WHAT TO WORK ON:
Every line in the data below that holds "Affichage" should be found and copied.

Stored items from a collection:

◇ ◇ ◇

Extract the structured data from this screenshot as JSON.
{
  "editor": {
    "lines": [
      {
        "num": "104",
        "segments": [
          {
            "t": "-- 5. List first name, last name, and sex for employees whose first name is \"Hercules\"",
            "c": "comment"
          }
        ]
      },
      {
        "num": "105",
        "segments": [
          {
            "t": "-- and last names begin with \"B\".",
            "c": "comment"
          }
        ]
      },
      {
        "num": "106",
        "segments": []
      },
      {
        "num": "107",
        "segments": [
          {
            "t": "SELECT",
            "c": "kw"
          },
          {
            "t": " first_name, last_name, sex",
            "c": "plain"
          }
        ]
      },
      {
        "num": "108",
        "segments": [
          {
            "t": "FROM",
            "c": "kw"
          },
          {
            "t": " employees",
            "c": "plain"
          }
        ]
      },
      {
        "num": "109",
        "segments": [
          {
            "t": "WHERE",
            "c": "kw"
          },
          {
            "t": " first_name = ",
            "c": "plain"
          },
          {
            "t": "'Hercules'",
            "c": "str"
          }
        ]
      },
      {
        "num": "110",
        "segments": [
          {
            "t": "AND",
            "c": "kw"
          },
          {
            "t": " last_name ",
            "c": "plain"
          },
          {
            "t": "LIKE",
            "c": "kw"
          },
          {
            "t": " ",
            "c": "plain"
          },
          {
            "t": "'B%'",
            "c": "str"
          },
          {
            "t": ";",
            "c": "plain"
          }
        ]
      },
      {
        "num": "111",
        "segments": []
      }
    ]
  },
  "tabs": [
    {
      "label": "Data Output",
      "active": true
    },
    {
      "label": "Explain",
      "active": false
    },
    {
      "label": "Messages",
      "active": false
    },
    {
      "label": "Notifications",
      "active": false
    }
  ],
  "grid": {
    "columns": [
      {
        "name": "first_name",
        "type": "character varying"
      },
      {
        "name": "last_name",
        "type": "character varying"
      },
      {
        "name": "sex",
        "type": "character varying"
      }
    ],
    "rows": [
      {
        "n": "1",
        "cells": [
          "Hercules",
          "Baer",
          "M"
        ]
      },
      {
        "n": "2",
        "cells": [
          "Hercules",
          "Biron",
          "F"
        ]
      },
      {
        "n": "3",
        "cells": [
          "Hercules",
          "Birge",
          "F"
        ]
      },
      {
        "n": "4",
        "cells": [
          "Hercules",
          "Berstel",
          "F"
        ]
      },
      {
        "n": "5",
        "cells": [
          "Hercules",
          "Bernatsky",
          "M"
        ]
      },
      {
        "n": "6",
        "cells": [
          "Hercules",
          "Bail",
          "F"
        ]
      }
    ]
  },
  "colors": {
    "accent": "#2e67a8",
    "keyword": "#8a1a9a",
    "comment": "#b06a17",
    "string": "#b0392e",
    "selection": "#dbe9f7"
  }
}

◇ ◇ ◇

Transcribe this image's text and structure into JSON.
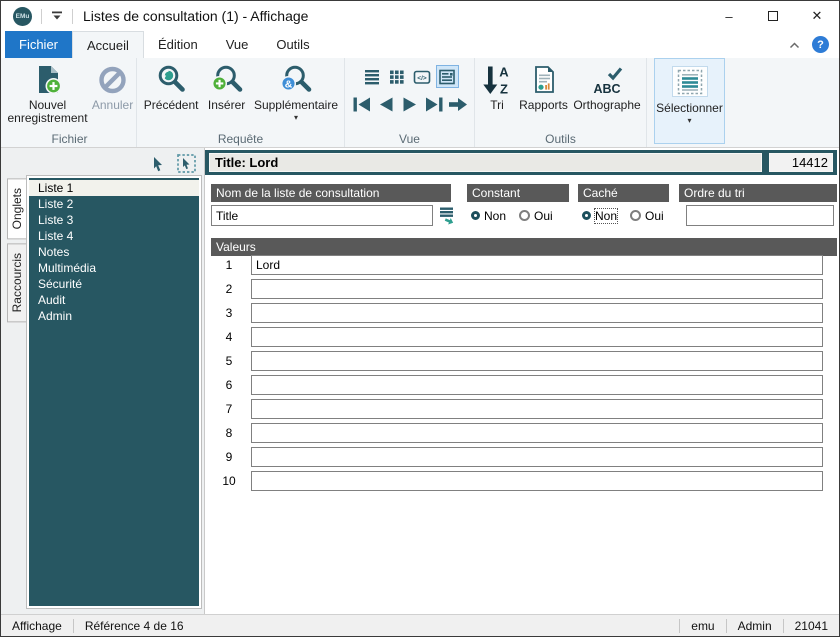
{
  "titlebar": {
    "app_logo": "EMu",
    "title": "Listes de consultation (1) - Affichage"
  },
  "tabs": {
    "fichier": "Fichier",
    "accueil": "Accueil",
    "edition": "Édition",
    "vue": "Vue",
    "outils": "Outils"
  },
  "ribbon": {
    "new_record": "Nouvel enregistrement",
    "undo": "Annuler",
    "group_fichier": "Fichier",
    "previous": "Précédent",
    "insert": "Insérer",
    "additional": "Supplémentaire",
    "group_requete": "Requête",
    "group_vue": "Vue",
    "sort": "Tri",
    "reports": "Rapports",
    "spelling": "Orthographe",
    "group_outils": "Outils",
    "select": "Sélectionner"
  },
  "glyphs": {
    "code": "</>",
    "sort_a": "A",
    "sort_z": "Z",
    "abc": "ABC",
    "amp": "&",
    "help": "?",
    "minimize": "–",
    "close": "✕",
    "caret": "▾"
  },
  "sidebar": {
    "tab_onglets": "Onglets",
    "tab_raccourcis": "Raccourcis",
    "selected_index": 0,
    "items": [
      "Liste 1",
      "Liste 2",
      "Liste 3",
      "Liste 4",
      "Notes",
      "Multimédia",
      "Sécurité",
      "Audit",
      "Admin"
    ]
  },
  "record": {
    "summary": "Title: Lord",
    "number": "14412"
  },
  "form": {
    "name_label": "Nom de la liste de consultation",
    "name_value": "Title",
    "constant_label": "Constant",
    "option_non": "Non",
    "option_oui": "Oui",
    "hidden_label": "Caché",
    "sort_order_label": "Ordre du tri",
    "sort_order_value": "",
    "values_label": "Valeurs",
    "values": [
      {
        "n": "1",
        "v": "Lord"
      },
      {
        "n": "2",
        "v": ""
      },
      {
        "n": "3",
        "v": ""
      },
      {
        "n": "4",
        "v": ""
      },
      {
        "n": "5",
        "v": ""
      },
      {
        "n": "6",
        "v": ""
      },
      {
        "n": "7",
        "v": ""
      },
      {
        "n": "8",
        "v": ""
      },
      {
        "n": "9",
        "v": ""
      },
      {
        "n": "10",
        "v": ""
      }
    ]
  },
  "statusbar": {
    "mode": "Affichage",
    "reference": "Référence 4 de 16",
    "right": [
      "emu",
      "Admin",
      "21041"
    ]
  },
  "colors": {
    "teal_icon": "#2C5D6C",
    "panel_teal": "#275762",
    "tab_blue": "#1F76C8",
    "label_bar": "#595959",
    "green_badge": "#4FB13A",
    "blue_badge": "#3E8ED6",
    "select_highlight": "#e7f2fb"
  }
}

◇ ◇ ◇

WRITTEN REPLY:
    "title": "Listes de consultation (1) - Affichage"
    "mode": "Affichage",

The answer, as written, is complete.